"Opel will use GAZ's production capacity and dealer network, but I don't see GAZ getting much from them on terms of technology," he said.

Vedomosti reported Thursday that the Magna-Sberbank consortium was also expecting to receive all of GM's assets in Russia and the Commonwealth of Independent States, including the plant that GM opened in St. Petersburg last July.

Chris Gubbey, president of GM CIS, said Thursday that all GM entities in Russia were "working as usual" and that GM Corp.'s bankruptcy filing did not affect overseas operations.

"At this point, detailed negotiations on the partnership with Magna have just begun. Clearly, the Russian operations are a critical part of GM's business in Europe and are of keen interest to all parties involved," Gubbey said by e-mail. "However, there are no firm commitments or details of what is being discussed that can be confirmed at this time."

And there are still the risks of doing a deal when the country's economy is anything but rosy.

Car sales have dropped drastically in Russia, with 44 percent fewer units sold between January and April than in the same period a year ago, according to the Association of European Businesses.

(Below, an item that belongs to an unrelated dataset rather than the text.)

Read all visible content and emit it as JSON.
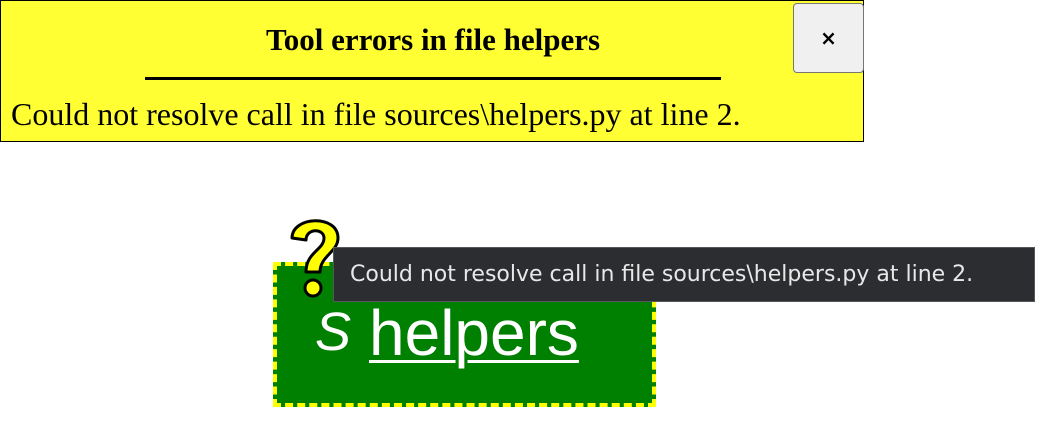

The automakers committee of the AEB forecasts a decrease in Russia's annual output to about 1 million vehicles this year, from 1.8 million in 2008.

Nonetheless, foreign carmakers continue to flock to Russia, and their geographical opportunities are expanding as other regions Ч notably Kaluga, which saw a Volkswagen plant open last year Ч build on St. Petersburg's success.

On Tuesday, Nissan unveiled its plant in the St. Petersburg area, and Matviyenko said at the ceremony that Hyundai planned to open its plant in the city next year.

"Russia is our No. 1 market in Europe, and No. 5 globally," Fujii Takuji, general director of Nissan Russia, told The Moscow Times. "We're a company that strives to produce vehicles close to our market, since it gives us more flexibility and enables us to react more easily to changing requirements and preferences."

While Nissan expects the volume of the Russian market this year to be from 1.5 million to 1.75 million units, the plant will initially open its factory with one shift producing up to 17,000 units per year, he said.

Ford, which continues to soldier on seven years later, is still pleased with its 1999 deal, even though its Vsevolozhsk plant is now cranking out Focuses on a four-day workweek because of slumping demand.

The company instituted the shortened week "to avoid more dramatic restructuring," Ford Russia president Nigel Brackenbury said.

Despite the cuts, the company has managed to gain market share in the first our months of the year, he said.